Information:

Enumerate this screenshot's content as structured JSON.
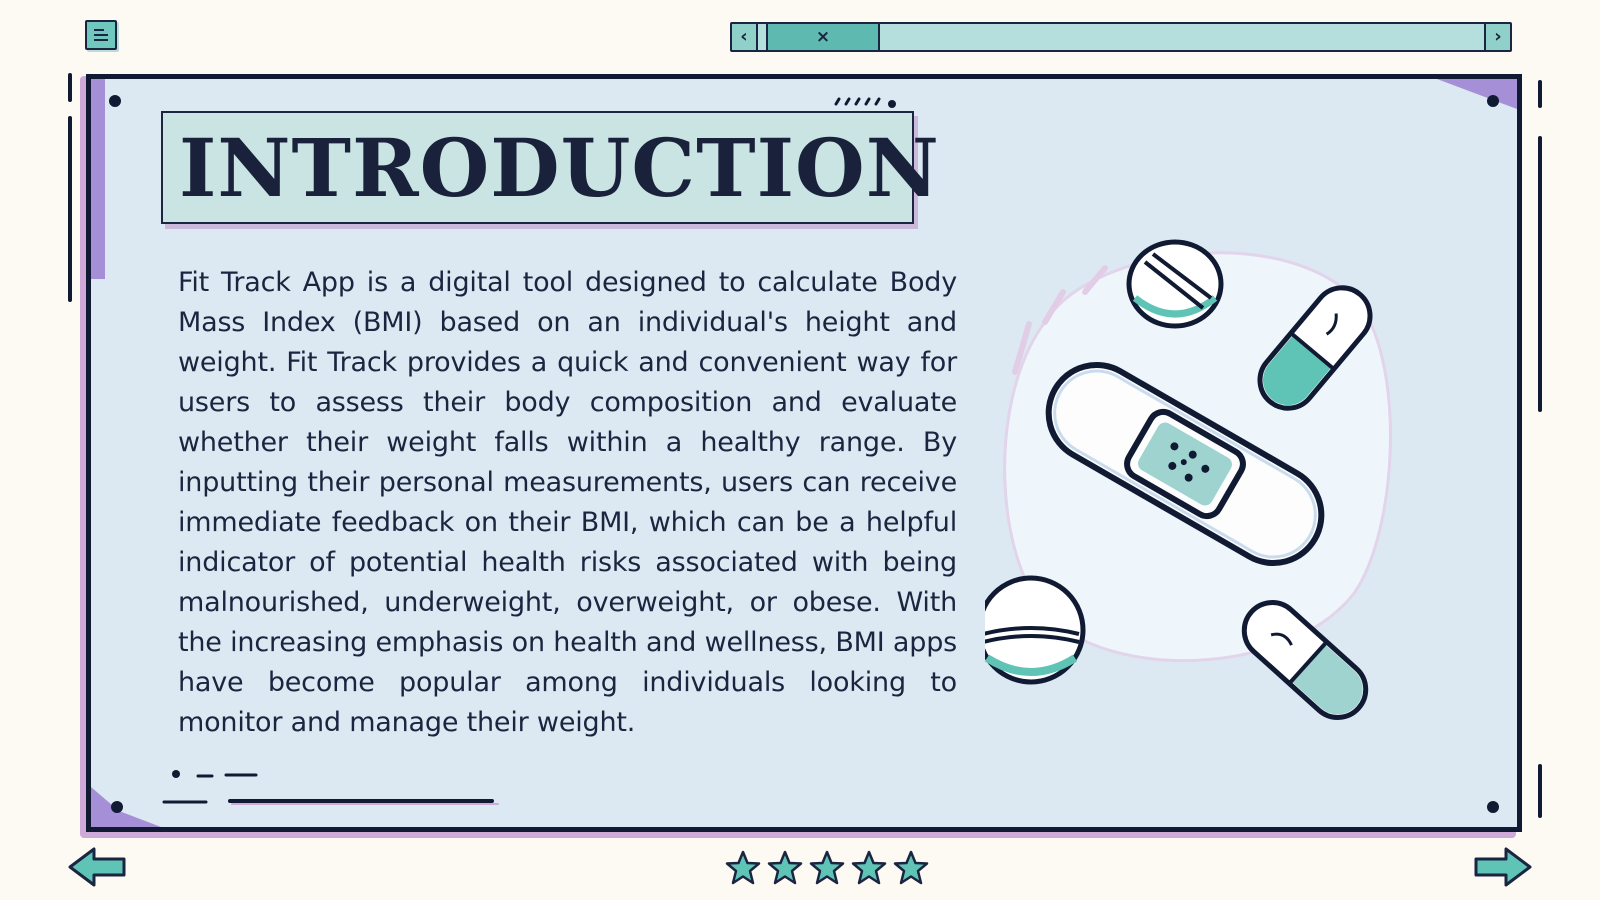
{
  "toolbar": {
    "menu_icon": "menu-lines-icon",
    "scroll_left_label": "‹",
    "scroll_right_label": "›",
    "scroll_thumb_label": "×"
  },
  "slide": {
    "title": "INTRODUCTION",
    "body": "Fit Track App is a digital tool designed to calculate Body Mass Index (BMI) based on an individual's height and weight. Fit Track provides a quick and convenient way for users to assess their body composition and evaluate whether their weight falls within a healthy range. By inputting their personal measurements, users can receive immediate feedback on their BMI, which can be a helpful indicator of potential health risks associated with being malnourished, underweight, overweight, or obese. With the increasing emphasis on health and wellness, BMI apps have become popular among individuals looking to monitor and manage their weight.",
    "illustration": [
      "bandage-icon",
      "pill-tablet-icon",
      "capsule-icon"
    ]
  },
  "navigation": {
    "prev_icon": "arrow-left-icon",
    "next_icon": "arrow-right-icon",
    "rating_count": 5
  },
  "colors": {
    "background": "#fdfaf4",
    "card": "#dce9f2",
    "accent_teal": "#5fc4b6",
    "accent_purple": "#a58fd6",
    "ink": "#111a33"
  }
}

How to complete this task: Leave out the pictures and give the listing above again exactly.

Expected answer:
Enumerate this screenshot's content as structured JSON.
{
  "toolbar": {
    "menu_icon": "menu-lines-icon",
    "scroll_left_label": "‹",
    "scroll_right_label": "›",
    "scroll_thumb_label": "×"
  },
  "slide": {
    "title": "INTRODUCTION",
    "body": "Fit Track App is a digital tool designed to calculate Body Mass Index (BMI) based on an individual's height and weight. Fit Track provides a quick and convenient way for users to assess their body composition and evaluate whether their weight falls within a healthy range. By inputting their personal measurements, users can receive immediate feedback on their BMI, which can be a helpful indicator of potential health risks associated with being malnourished, underweight, overweight, or obese. With the increasing emphasis on health and wellness, BMI apps have become popular among individuals looking to monitor and manage their weight.",
    "illustration": [
      "bandage-icon",
      "pill-tablet-icon",
      "capsule-icon"
    ]
  },
  "navigation": {
    "prev_icon": "arrow-left-icon",
    "next_icon": "arrow-right-icon",
    "rating_count": 5
  },
  "colors": {
    "background": "#fdfaf4",
    "card": "#dce9f2",
    "accent_teal": "#5fc4b6",
    "accent_purple": "#a58fd6",
    "ink": "#111a33"
  }
}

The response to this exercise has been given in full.